Recently I went to see the film The Fault in Our Stars with my two teenage children.
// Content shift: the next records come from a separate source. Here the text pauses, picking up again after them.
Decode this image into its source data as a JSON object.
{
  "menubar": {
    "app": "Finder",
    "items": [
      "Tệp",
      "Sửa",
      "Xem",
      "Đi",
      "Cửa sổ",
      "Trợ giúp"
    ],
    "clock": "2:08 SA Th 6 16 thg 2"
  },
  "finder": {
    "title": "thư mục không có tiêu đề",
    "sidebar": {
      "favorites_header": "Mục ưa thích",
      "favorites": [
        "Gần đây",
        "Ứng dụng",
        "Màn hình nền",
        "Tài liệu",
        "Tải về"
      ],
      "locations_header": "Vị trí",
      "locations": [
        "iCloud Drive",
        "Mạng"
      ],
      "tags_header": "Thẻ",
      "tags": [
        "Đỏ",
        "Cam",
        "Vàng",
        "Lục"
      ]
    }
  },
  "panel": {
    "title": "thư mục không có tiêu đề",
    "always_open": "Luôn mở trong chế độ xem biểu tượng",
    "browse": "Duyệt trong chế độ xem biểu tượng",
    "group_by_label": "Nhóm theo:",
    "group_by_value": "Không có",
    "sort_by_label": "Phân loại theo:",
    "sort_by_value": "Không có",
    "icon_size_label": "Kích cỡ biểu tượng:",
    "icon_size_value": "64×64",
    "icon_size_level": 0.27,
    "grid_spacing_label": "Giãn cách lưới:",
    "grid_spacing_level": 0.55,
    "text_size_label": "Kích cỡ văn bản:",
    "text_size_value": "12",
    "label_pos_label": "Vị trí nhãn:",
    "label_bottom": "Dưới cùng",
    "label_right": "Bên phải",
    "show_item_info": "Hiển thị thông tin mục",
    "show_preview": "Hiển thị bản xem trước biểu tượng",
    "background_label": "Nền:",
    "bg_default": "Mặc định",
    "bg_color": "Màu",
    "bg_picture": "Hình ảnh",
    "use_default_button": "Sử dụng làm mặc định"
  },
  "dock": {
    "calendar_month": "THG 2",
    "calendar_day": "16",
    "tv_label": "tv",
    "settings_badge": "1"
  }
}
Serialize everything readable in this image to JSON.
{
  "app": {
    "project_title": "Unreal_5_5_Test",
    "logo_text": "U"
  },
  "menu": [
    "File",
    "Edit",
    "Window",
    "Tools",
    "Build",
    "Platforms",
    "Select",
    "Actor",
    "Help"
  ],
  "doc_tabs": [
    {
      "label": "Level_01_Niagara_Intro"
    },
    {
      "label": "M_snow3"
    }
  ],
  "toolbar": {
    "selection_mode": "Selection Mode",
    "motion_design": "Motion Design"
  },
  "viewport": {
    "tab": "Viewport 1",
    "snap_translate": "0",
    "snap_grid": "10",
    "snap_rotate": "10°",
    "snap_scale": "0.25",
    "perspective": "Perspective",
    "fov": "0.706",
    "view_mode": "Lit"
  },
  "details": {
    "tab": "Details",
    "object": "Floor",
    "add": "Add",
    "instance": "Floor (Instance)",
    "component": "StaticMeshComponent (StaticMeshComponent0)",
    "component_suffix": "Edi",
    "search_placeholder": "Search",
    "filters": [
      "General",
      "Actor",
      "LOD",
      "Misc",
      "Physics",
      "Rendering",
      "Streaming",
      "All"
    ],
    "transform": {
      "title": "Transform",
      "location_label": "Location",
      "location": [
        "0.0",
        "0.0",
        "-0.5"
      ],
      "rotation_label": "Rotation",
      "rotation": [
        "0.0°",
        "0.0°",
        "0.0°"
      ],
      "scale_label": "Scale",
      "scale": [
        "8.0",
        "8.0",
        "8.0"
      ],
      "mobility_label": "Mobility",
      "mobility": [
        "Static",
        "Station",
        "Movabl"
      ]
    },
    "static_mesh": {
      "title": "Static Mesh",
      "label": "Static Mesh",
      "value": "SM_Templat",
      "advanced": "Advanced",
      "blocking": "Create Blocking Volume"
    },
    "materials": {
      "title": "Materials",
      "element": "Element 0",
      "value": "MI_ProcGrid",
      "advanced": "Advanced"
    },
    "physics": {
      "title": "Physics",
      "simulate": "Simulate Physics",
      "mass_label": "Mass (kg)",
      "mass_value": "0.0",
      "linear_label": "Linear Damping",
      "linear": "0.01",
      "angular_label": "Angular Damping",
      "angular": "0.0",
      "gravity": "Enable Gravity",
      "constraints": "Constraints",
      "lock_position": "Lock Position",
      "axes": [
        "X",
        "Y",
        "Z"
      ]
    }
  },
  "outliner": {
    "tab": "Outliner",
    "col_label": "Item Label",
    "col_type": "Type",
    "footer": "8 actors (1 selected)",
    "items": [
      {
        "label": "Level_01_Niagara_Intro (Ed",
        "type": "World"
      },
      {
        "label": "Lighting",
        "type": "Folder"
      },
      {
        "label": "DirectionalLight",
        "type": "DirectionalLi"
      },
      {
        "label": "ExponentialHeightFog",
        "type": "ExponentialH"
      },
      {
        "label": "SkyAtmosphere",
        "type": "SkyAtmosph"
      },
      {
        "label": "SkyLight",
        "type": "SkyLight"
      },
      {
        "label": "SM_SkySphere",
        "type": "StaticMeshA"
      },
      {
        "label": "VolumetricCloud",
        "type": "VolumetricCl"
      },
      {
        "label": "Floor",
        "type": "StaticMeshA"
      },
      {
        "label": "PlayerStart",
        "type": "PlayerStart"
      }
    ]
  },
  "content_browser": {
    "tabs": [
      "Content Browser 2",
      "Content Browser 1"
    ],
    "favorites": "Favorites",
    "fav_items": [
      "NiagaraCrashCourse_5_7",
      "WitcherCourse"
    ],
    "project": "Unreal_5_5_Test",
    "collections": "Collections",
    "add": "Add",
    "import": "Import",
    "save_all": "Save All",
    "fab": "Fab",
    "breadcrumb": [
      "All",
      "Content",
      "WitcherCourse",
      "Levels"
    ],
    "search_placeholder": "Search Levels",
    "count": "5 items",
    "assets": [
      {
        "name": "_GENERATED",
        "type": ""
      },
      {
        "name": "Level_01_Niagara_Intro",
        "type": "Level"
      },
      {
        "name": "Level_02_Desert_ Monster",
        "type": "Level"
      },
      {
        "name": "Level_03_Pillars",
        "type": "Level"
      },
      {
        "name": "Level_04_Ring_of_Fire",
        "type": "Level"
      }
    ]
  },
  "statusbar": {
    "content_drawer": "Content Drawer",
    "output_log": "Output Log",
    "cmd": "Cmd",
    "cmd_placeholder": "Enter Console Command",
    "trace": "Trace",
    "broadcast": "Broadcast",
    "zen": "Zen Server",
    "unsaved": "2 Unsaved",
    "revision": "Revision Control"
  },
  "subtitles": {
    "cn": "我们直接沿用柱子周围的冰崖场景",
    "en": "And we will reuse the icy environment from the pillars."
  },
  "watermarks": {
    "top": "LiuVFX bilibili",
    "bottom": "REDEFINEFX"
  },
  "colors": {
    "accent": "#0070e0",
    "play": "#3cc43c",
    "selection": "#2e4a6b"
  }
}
Based upon the book of the same name by John Green it was about two teenagers both diagnosed with terminal cancer, who form a relationship at a cancer support group, try to avoid falling in love because of their life-limiting illnesses, and then do fall in love, before one of them dies.
Along the way, many wise observations are made about life and death and mortality, and the way we handle death in this society, and our failure to speak the truth or be “real” in the presence of life-limiting illness.
This was such a poignant film, especially the scene in Anne Frank House in Amsterdam, where both are brought face to face with another teenager whose life was also cut short – for a very different reason.
With this film in my mind, we recently made a walk up Milverton Hill to Old Milverton Church, near my home in Warwick, where there is a memorial plaque to Ruby Johnson (one of my daughter’s former fellow-pupils at school) who died of leukaemia in 2009 age 13.
Walking up this hill to Old Milverton Church is always poignant for me, because I now associate the summit of that hill, and that quiet churchyard, with Ruby’s lovely and touching memorial.